< <  

Sunday, July 26, 2015

  > >

17th Sunday Ordinary Time

2 Kings 4:42-44
Ephesians 4:1-6
Psalm 145:10-11, 15-18
John 6:1-15

View Readings
Similar Reflections

the miracle of multiplying miracles

"The people saw the sign He had performed." —John 6:14

Jesus used the miracle of the multiplication of the loaves and fish to open the blinded eyes of His apostles. He said: "Are your minds completely blinded? Have you eyes but no sight? Ears but no hearing? Do you remember when I broke the five loaves for the five thousand, how many baskets of fragments you gathered up?" (Mk 8:17-19)

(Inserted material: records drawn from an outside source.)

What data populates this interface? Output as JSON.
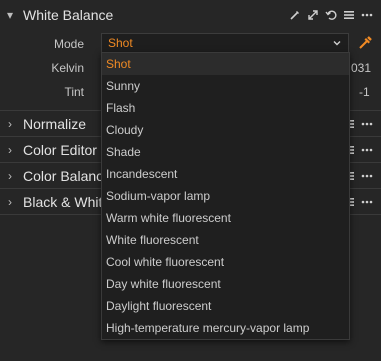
{
  "white_balance": {
    "title": "White Balance",
    "expand_glyph": "▾",
    "tool_icons": [
      "picker-icon",
      "expand-icon",
      "reset-icon",
      "menu-icon",
      "more-icon"
    ],
    "mode": {
      "label": "Mode",
      "value": "Shot"
    },
    "kelvin": {
      "label": "Kelvin",
      "value": "031"
    },
    "tint": {
      "label": "Tint",
      "value": "-1"
    }
  },
  "panels": [
    {
      "title": "Normalize",
      "glyph": "›"
    },
    {
      "title": "Color Editor",
      "glyph": "›"
    },
    {
      "title": "Color Balance",
      "glyph": "›"
    },
    {
      "title": "Black & White",
      "glyph": "›"
    }
  ],
  "dropdown": {
    "selected": "Shot",
    "options": [
      "Shot",
      "Sunny",
      "Flash",
      "Cloudy",
      "Shade",
      "Incandescent",
      "Sodium-vapor lamp",
      "Warm white fluorescent",
      "White fluorescent",
      "Cool white fluorescent",
      "Day white fluorescent",
      "Daylight fluorescent",
      "High-temperature mercury-vapor lamp"
    ]
  },
  "colors": {
    "accent": "#f08a24",
    "background": "#262626",
    "menu_background": "#1f1f1f"
  }
}
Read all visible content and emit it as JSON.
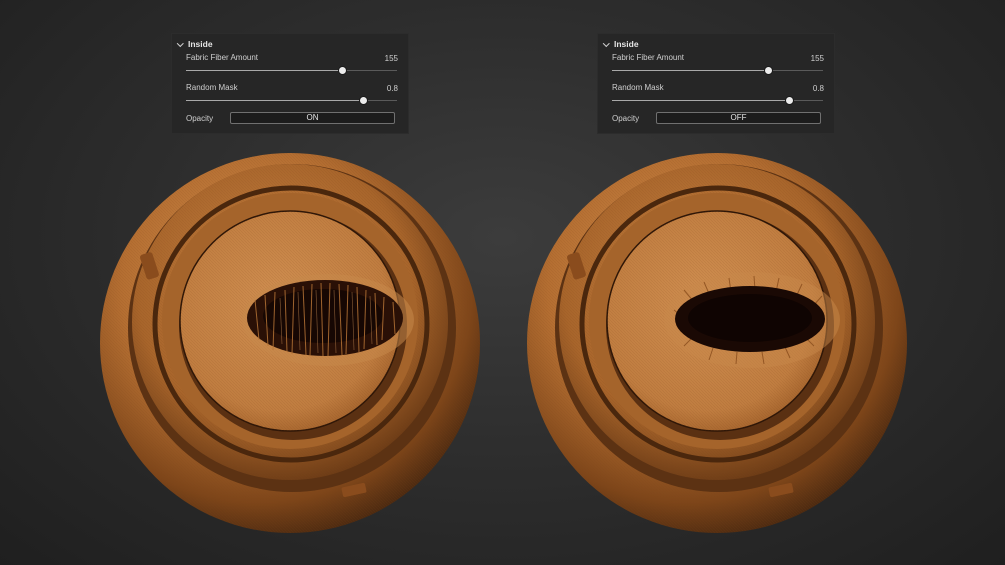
{
  "panels": [
    {
      "section_title": "Inside",
      "fabric_fiber_label": "Fabric Fiber Amount",
      "fabric_fiber_value": "155",
      "fabric_fiber_fraction": 0.74,
      "random_mask_label": "Random Mask",
      "random_mask_value": "0.8",
      "random_mask_fraction": 0.84,
      "opacity_label": "Opacity",
      "opacity_state": "ON"
    },
    {
      "section_title": "Inside",
      "fabric_fiber_label": "Fabric Fiber Amount",
      "fabric_fiber_value": "155",
      "fabric_fiber_fraction": 0.74,
      "random_mask_label": "Random Mask",
      "random_mask_value": "0.8",
      "random_mask_fraction": 0.84,
      "opacity_label": "Opacity",
      "opacity_state": "OFF"
    }
  ],
  "colors": {
    "background": "#2e2e2e",
    "panel_background": "#262626",
    "material_base": "#c07a3b",
    "material_highlight": "#dc9a58",
    "material_shadow": "#5e3212",
    "hole_dark": "#1a0904"
  },
  "icons": {
    "section_toggle": "chevron-down-icon"
  }
}
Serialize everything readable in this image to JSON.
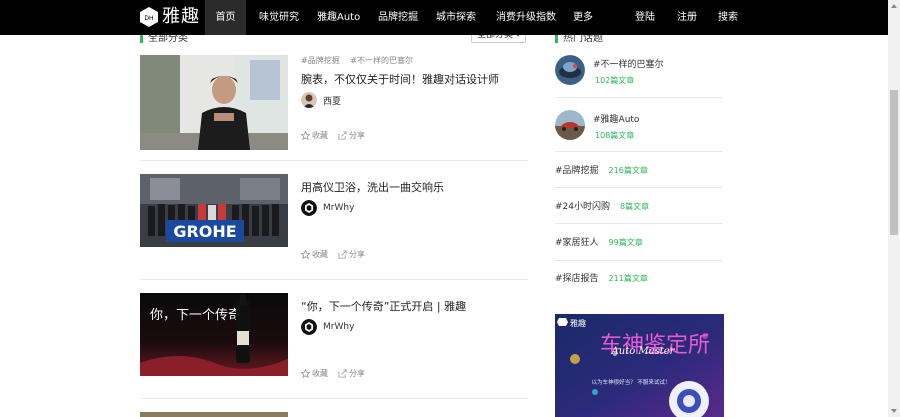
{
  "brand": {
    "name": "雅趣"
  },
  "nav": {
    "items": [
      {
        "label": "首页",
        "active": true
      },
      {
        "label": "味觉研究"
      },
      {
        "label": "雅趣Auto"
      },
      {
        "label": "品牌挖掘"
      },
      {
        "label": "城市探索"
      },
      {
        "label": "消费升级指数"
      },
      {
        "label": "更多"
      }
    ],
    "login": "登陆",
    "register": "注册",
    "search": "搜索"
  },
  "main": {
    "section_title": "全部分类",
    "filter_label": "全部分类 ▾",
    "articles": [
      {
        "tags": [
          "#品牌挖掘",
          "#不一样的巴塞尔"
        ],
        "title": "腕表，不仅仅关于时间！雅趣对话设计师",
        "author": "西夏",
        "collect": "收藏",
        "share": "分享"
      },
      {
        "tags": [],
        "title": "用高仪卫浴，洗出一曲交响乐",
        "author": "MrWhy",
        "collect": "收藏",
        "share": "分享",
        "image_text": "GROHE"
      },
      {
        "tags": [],
        "title": "“你，下一个传奇”正式开启 | 雅趣",
        "author": "MrWhy",
        "collect": "收藏",
        "share": "分享",
        "image_text": "你，下一个传奇"
      }
    ]
  },
  "sidebar": {
    "title": "热门话题",
    "topics": [
      {
        "name": "#不一样的巴塞尔",
        "count": "102篇文章"
      },
      {
        "name": "#雅趣Auto",
        "count": "108篇文章"
      }
    ],
    "plain_topics": [
      {
        "name": "#品牌挖掘",
        "count": "216篇文章"
      },
      {
        "name": "#24小时闪购",
        "count": "8篇文章"
      },
      {
        "name": "#家居狂人",
        "count": "99篇文章"
      },
      {
        "name": "#探店报告",
        "count": "211篇文章"
      }
    ],
    "ad": {
      "brand": "雅趣",
      "headline": "车神鉴定所",
      "sub_en": "Auto Master",
      "caption": "以为车神很好当？ 不服来试试！"
    }
  },
  "colors": {
    "accent": "#2eb85c",
    "nav_bg": "#000000"
  }
}
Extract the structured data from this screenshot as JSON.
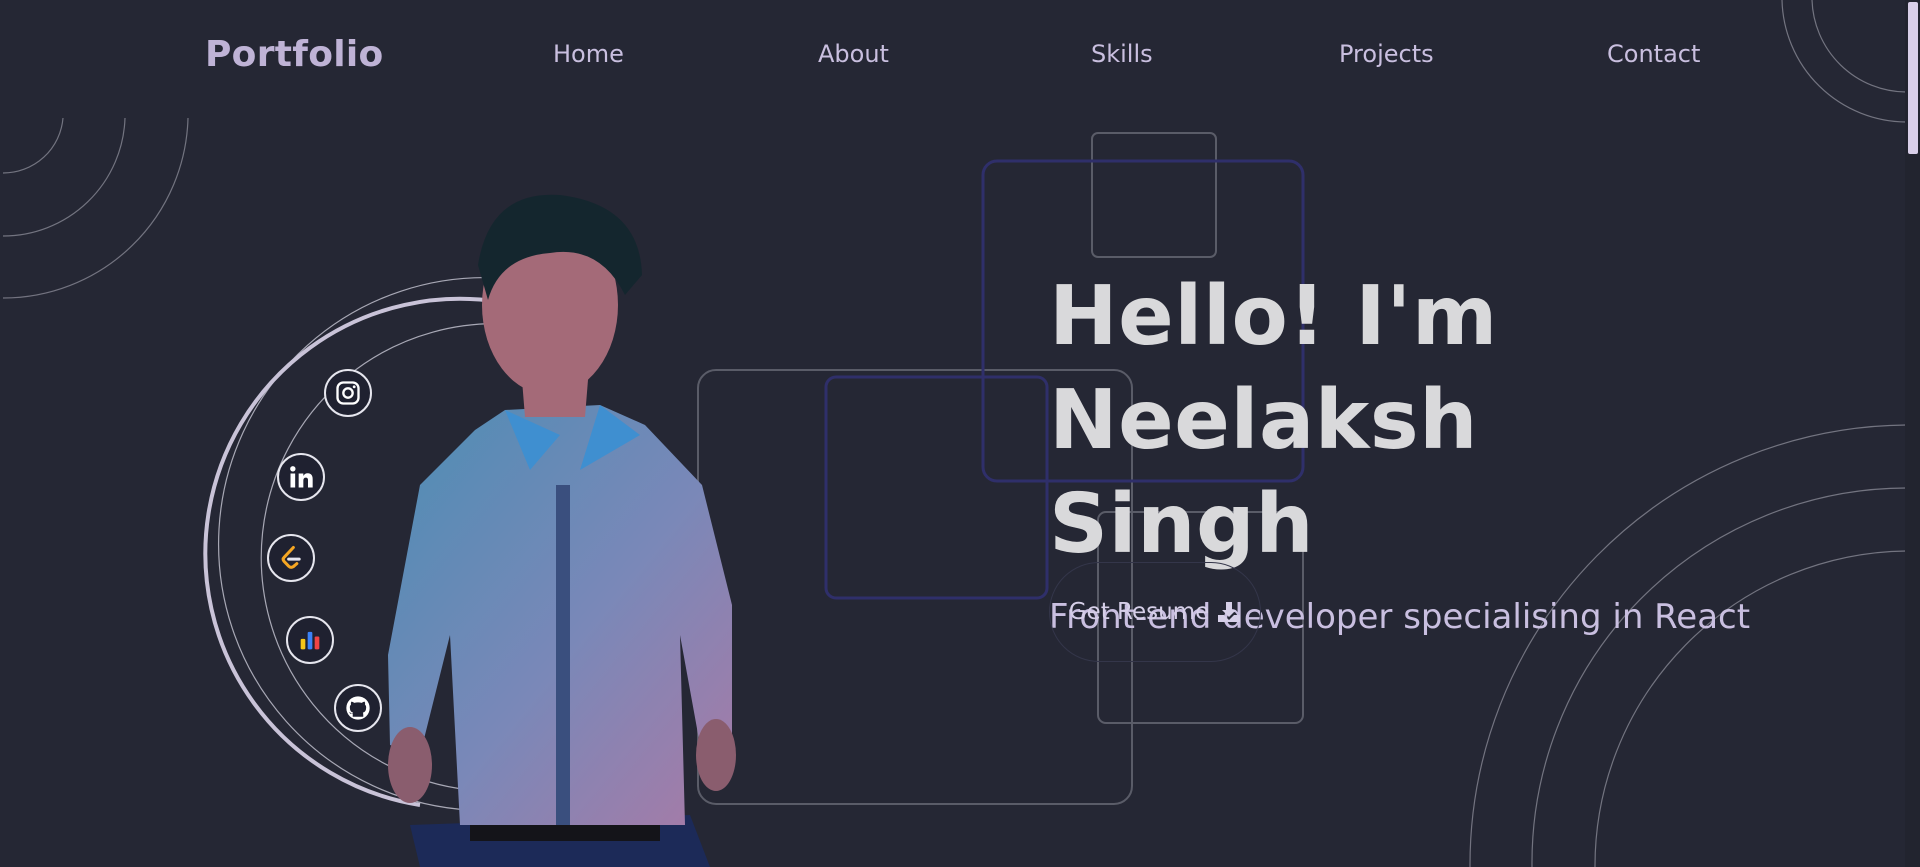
{
  "navbar": {
    "brand": "Portfolio",
    "links": [
      {
        "label": "Home"
      },
      {
        "label": "About"
      },
      {
        "label": "Skills"
      },
      {
        "label": "Projects"
      },
      {
        "label": "Contact"
      }
    ]
  },
  "hero": {
    "title_line1": "Hello! I'm",
    "title_line2": "Neelaksh Singh",
    "subtitle": "Front-end developer specialising in React",
    "resume_button": "Get Resume"
  },
  "social_links": [
    {
      "name": "instagram-icon"
    },
    {
      "name": "linkedin-icon"
    },
    {
      "name": "leetcode-icon"
    },
    {
      "name": "codechef-icon"
    },
    {
      "name": "github-icon"
    }
  ],
  "colors": {
    "background": "#252734",
    "accent": "#bfb3d6",
    "text": "#d9d9db",
    "indigo_outline": "#2f2f6a"
  }
}
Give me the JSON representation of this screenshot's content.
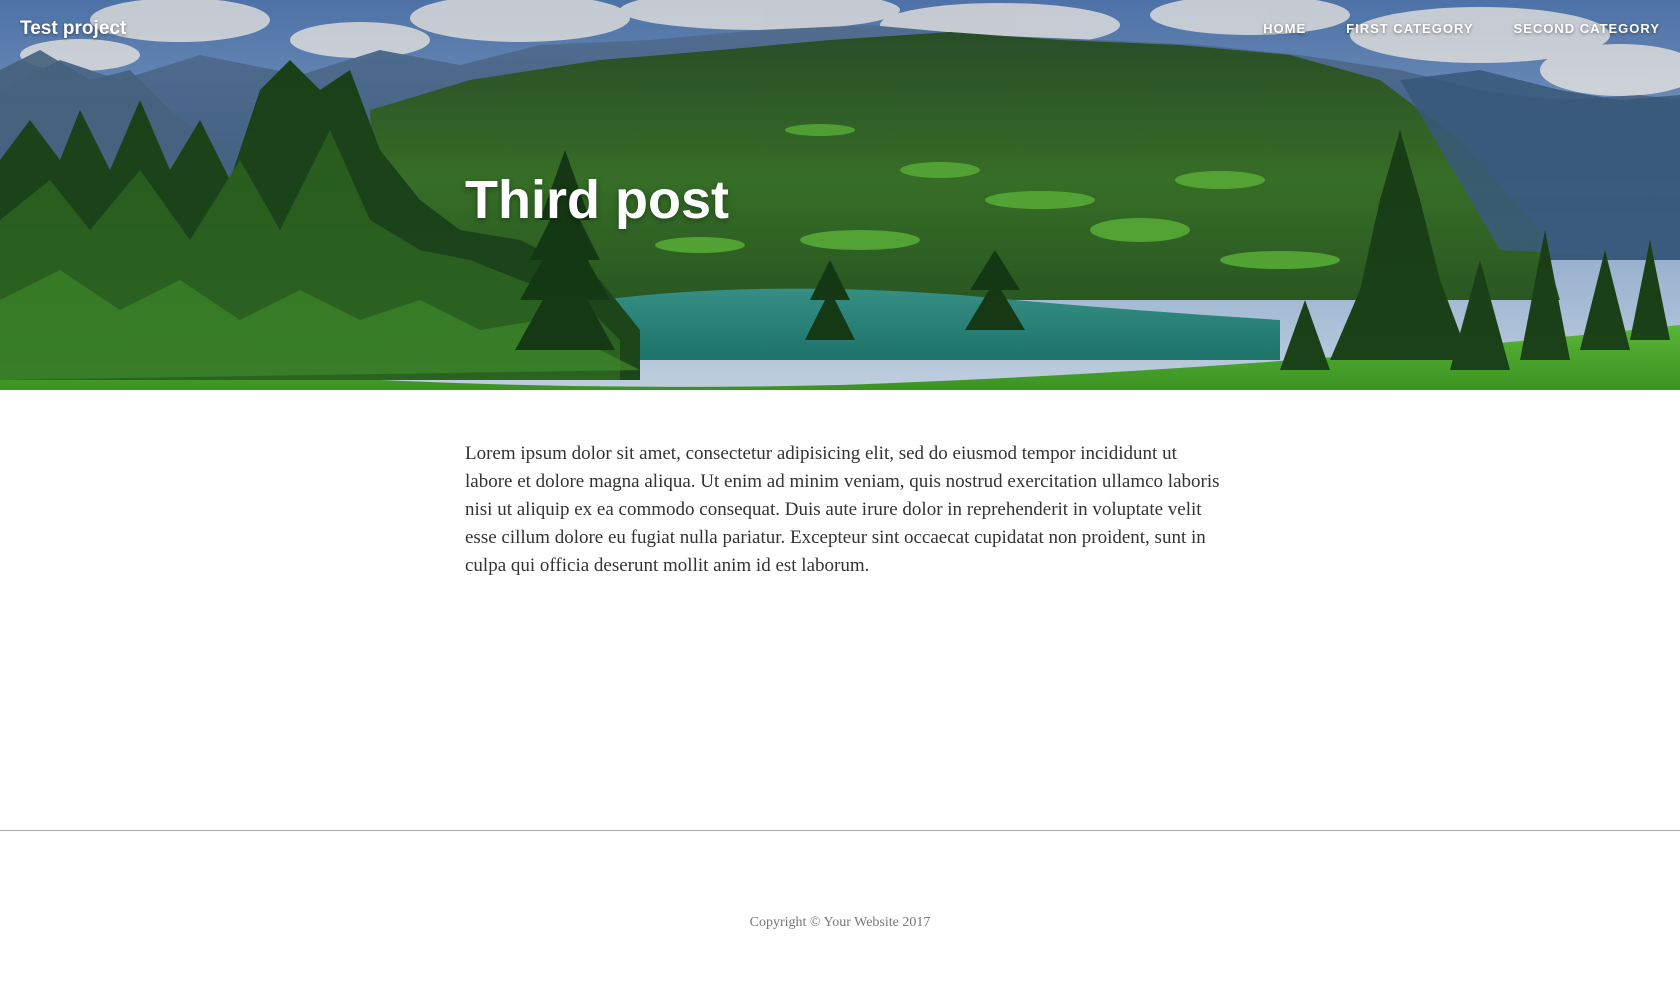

"Jesus Christ is the same yesterday, today, and forever" (Heb 13:8). Therefore, Jesus may well be using today's Gospel reading to open our eyes and ears spiritually. Read today's readings from the perspective of the millions of refugees in the world. Most of us have never seen a person starve to death, but hundreds of millions of the poor have seen even their own children starve to death. To hear about a man who multiplies food is the greatest of good news to millions throughout the world.

Even if we don't need the multiplication of food in our lives, we still desperately need the multiplication of time, energy, ministry, and strength. We feel terribly inadequate, and we are, but the Lord will multiply our little lives, if we give our all and ask in faith for a multiplication.

When you come to Mass today, ask for the miracle of multiplication to lead to the miracle of freedom from spiritual blindness. This in turn will open our eyes to further miracles — to a multiplication of miracles.

Prayer:  Father, I give You my all so that I may see.

Promise:  "There is but one body and one Spirit, just as there is but one hope given all of you by your call." —Eph 4:4

Praise:  Praise Jesus, "the Resurrection and the Life" (Jn 11:25), Whose name is exalted above the heavens!

Rescript:  †Most Reverend Joseph R. Binzer, Auxiliary Bishop, Vicar General of the Archdiocese of Cincinnati, December 18, 2014

The Nihil Obstat ("Permission to Publish") is a declaration that a book or pamphlet is considered to be free of doctrinal or moral error. It is not implied that those who have granted the Nihil Obstat agree with the contents, opinions, or statements expressed.